- **REQUIRED WORK**
Only lines containing "icon" are wanted from the data below. Copy those lines.

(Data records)
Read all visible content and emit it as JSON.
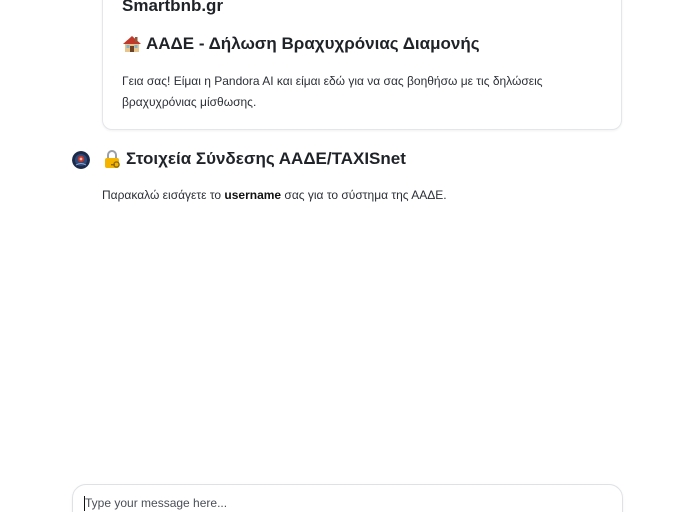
{
  "card": {
    "brand": "Smartbnb.gr",
    "title": "ΑΑΔΕ - Δήλωση Βραχυχρόνιας Διαμονής",
    "title_icon": "house-icon",
    "body": "Γεια σας! Είμαι η Pandora AI και είμαι εδώ για να σας βοηθήσω με τις δηλώσεις βραχυχρόνιας μίσθωσης."
  },
  "message": {
    "avatar_icon": "bot-avatar-icon",
    "title": "Στοιχεία Σύνδεσης ΑΑΔΕ/TAXISnet",
    "title_icon": "lock-key-icon",
    "body_before": "Παρακαλώ εισάγετε το ",
    "body_bold": "username",
    "body_after": " σας για το σύστημα της ΑΑΔΕ."
  },
  "composer": {
    "value": "",
    "placeholder": "Type your message here..."
  },
  "colors": {
    "text": "#1f2328",
    "border": "#e4e6ea",
    "background": "#ffffff"
  }
}
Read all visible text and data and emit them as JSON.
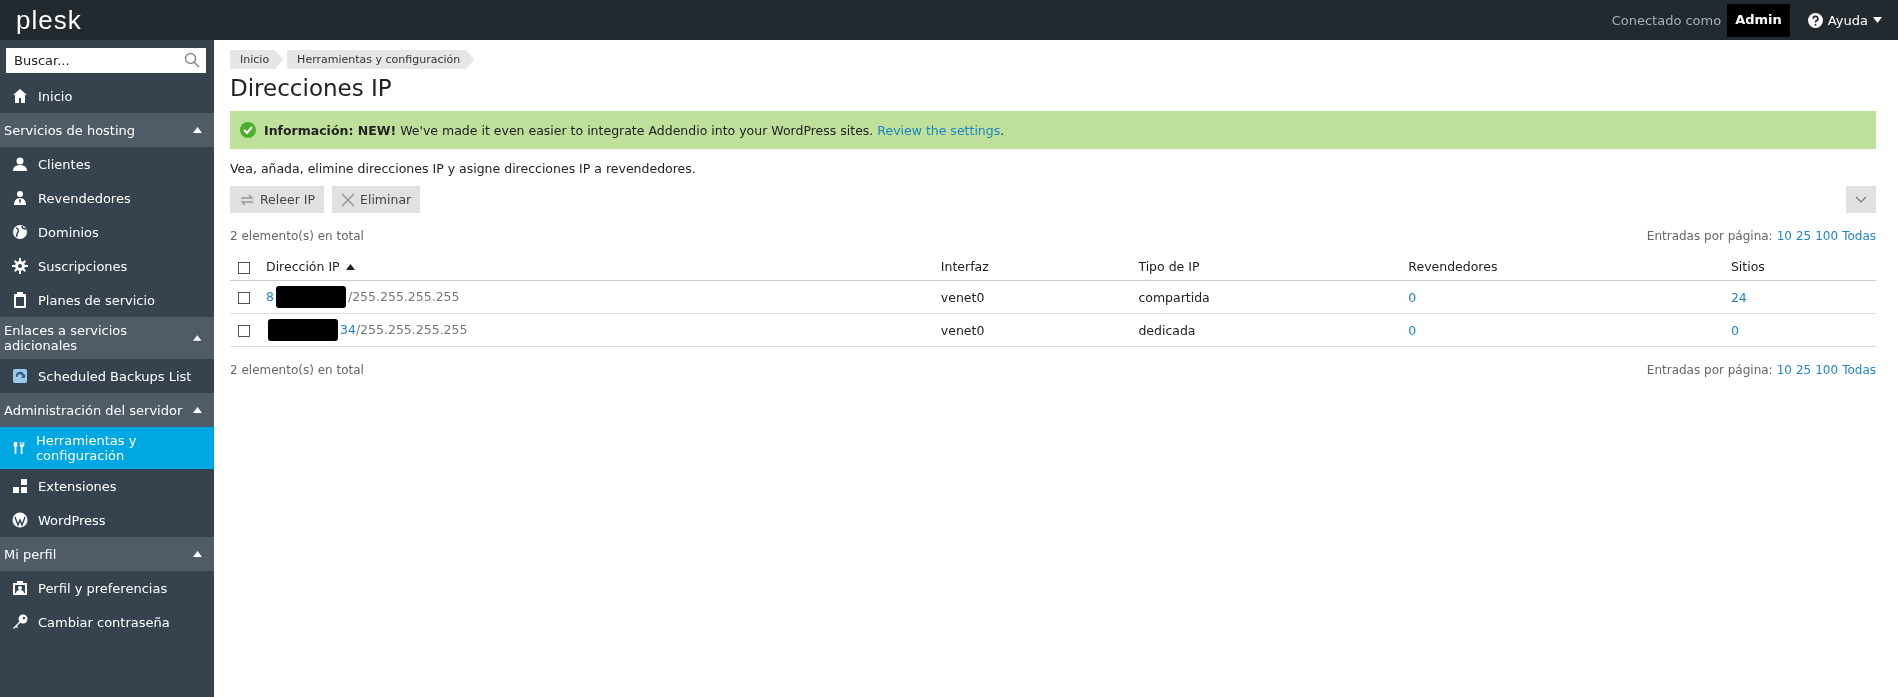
{
  "topbar": {
    "logo": "plesk",
    "connected_label": "Conectado como",
    "user": "Admin",
    "help": "Ayuda"
  },
  "sidebar": {
    "search": {
      "placeholder": "Buscar..."
    },
    "top_items": [
      {
        "label": "Inicio",
        "selected": false
      }
    ],
    "sections": [
      {
        "title": "Servicios de hosting",
        "expanded": true,
        "items": [
          {
            "label": "Clientes",
            "selected": false
          },
          {
            "label": "Revendedores",
            "selected": false
          },
          {
            "label": "Dominios",
            "selected": false
          },
          {
            "label": "Suscripciones",
            "selected": false
          },
          {
            "label": "Planes de servicio",
            "selected": false
          }
        ]
      },
      {
        "title": "Enlaces a servicios adicionales",
        "expanded": true,
        "items": [
          {
            "label": "Scheduled Backups List",
            "selected": false
          }
        ]
      },
      {
        "title": "Administración del servidor",
        "expanded": true,
        "items": [
          {
            "label": "Herramientas y configuración",
            "selected": true
          },
          {
            "label": "Extensiones",
            "selected": false
          },
          {
            "label": "WordPress",
            "selected": false
          }
        ]
      },
      {
        "title": "Mi perfil",
        "expanded": true,
        "items": [
          {
            "label": "Perfil y preferencias",
            "selected": false
          },
          {
            "label": "Cambiar contraseña",
            "selected": false
          }
        ]
      }
    ]
  },
  "breadcrumbs": [
    "Inicio",
    "Herramientas y configuración"
  ],
  "page_title": "Direcciones IP",
  "banner": {
    "text": "**Información: NEW!** We've made it even easier to integrate Addendio into your WordPress sites.",
    "link": "Review the settings",
    "tail": "."
  },
  "description": "Vea, añada, elimine direcciones IP y asigne direcciones IP a revendedores.",
  "toolbar": [
    "Releer IP",
    "Eliminar"
  ],
  "pagination": {
    "total": "2 elemento(s) en total",
    "label": "Entradas por página:",
    "options": [
      "10",
      "25",
      "100",
      "Todas"
    ]
  },
  "table": {
    "select_all_checked": false,
    "columns": [
      "Dirección IP",
      "Interfaz",
      "Tipo de IP",
      "Revendedores",
      "Sitios"
    ],
    "rows": [
      {
        "checked": false,
        "ip_parts": [
          {
            "kind": "link",
            "text": "8"
          },
          {
            "kind": "redacted"
          },
          {
            "kind": "mask",
            "text": "/255.255.255.255"
          }
        ],
        "interface": "venet0",
        "type": "compartida",
        "resellers": "0",
        "sites": "24"
      },
      {
        "checked": false,
        "ip_parts": [
          {
            "kind": "redacted"
          },
          {
            "kind": "link",
            "text": "34"
          },
          {
            "kind": "mask",
            "text": "/255.255.255.255"
          }
        ],
        "interface": "venet0",
        "type": "dedicada",
        "resellers": "0",
        "sites": "0"
      }
    ]
  },
  "footer_pagination": {
    "total": "2 elemento(s) en total",
    "label": "Entradas por página:",
    "options": [
      "10",
      "25",
      "100",
      "Todas"
    ]
  }
}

- **EXERCISE RESPONSE**
    "title_icon": "house-icon",
    "avatar_icon": "bot-avatar-icon",
    "title_icon": "lock-key-icon",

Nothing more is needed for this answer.